Logical Uncertainty

Add to your list(s) Download to your calendar using vCal

If you have a question about this talk, please contact jg801.

Is P≠NP? Is the Riemann hypothesis true? Are there infinitely many twin primes? These conjectures haven’t been proven or disproven, but we have quite a bit of “evidence” for them in the form of proven related sentences.

For example, there exist many decision problems known to be in P, and many that known to be NP-complete, along with schemes for reducing problems to other problems within those clusters. But no single link, in 50 years, has yet been discovered from NP-complete to P. [1] As another example, Zhang [2] showed that for any n, we can find a larger prime such that it’s at most 7·10^7 away from the next prime.

This is the problem of logical uncertainty: to which degree should we believe in these logical sentences? How should we update our beliefs based on the related evidence? One might turn to probability theory for answers. However, the veracity of the sentences is implied by things we assume (the ZF/C axioms), rather than any data we need to observe. Probability theory thus dictates we should assign them probability 1 if they are true, and 0 if they are false, which is clearly impossible to do in general for an algorithm that runs in a finite amount of time.
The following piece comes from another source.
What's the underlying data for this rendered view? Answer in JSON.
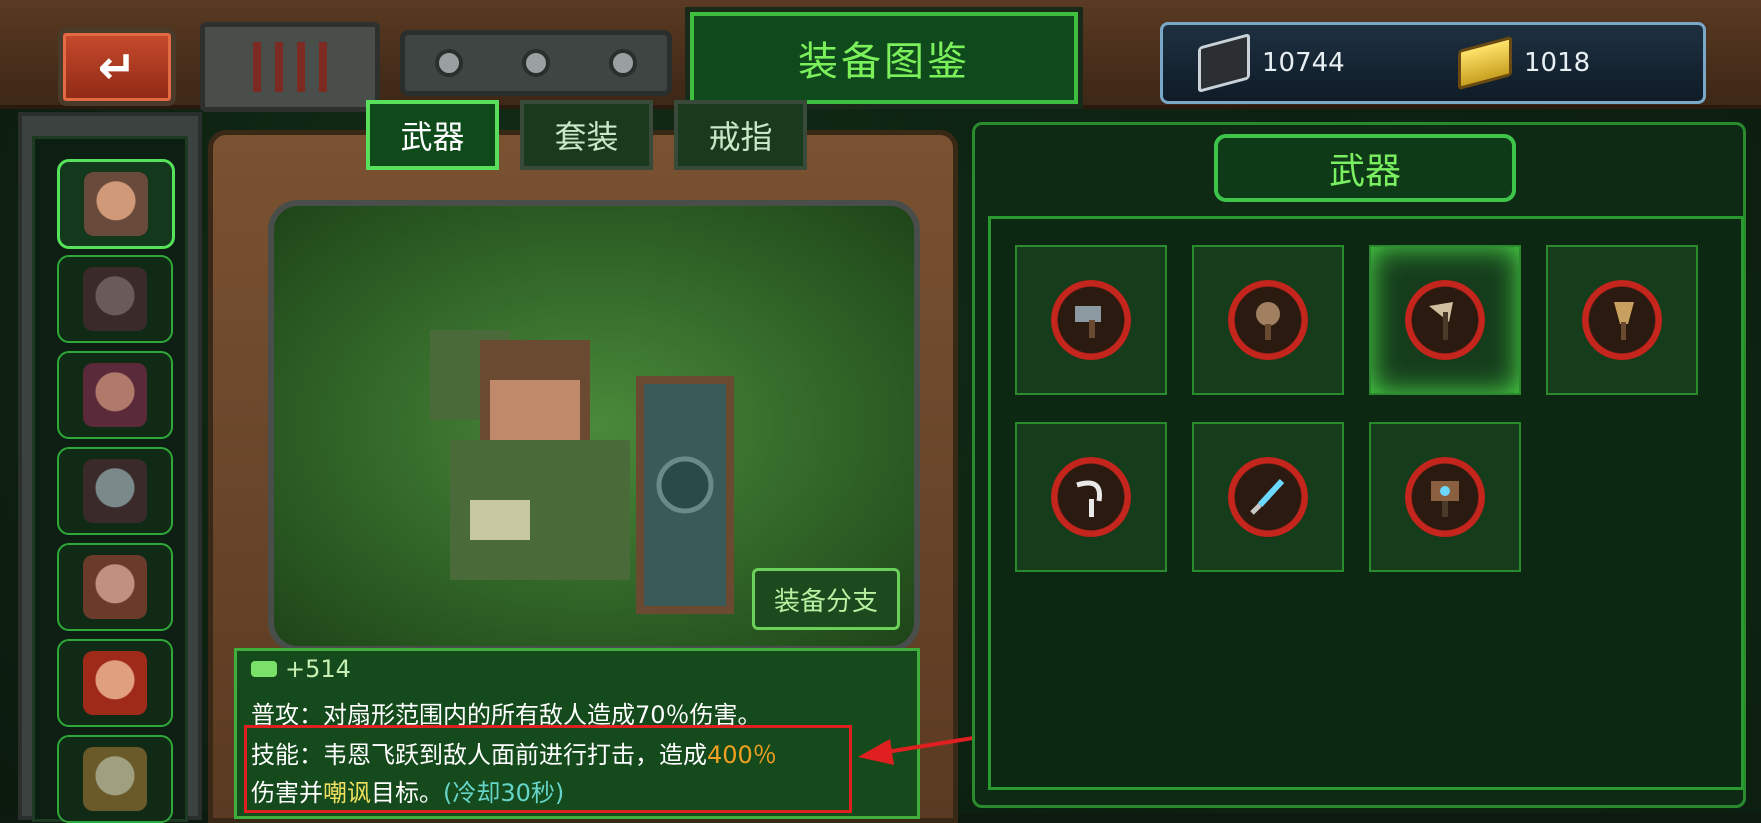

In this session we will learn about the problem of logical uncertainty, what should a solution to it look like, and how some naive approaches to it fall short [3]. Then, we will examine the “Logical Induction” algorithm [4], which satisfies many desirable properties including being computable, but unfortunately only does so asymptotically and it is not usable in practice. We will conclude with a recap and an outline of a few extra open problems.

[1] Aaronson, S. “The Scientific Case for P≠NP”. https://www.scottaaronson.com/blog/?p=1720 [2] Zhang, Yitang. “Bounded gaps between primes.” Annals of Mathematics 179.3 (2014): 1121-1174. [3] Demski, A. “All Mathematicians are Trollable: Divergence of Naturalistic Logical Updates” https://agentfoundations.org/item?id=815 [4] Demski, A. and Eisenstat, S. “An Untrollable Mathematician”. https://agentfoundations.org/item?id=1750 [5] Garrabrant, Scott, et al. “Logical induction.” https://arxiv.org/abs/1609.03543 (2016)

This talk is part of the Machine Learning Reading Group @ CUED series.

Tell a friend about this talk:

This talk is included in these lists:

Note that ex-directory lists are not shown.

 

© 2006-2019 Talks.cam, University of Cambridge. Contact Us | Help and Documentation | Privacy and Publicity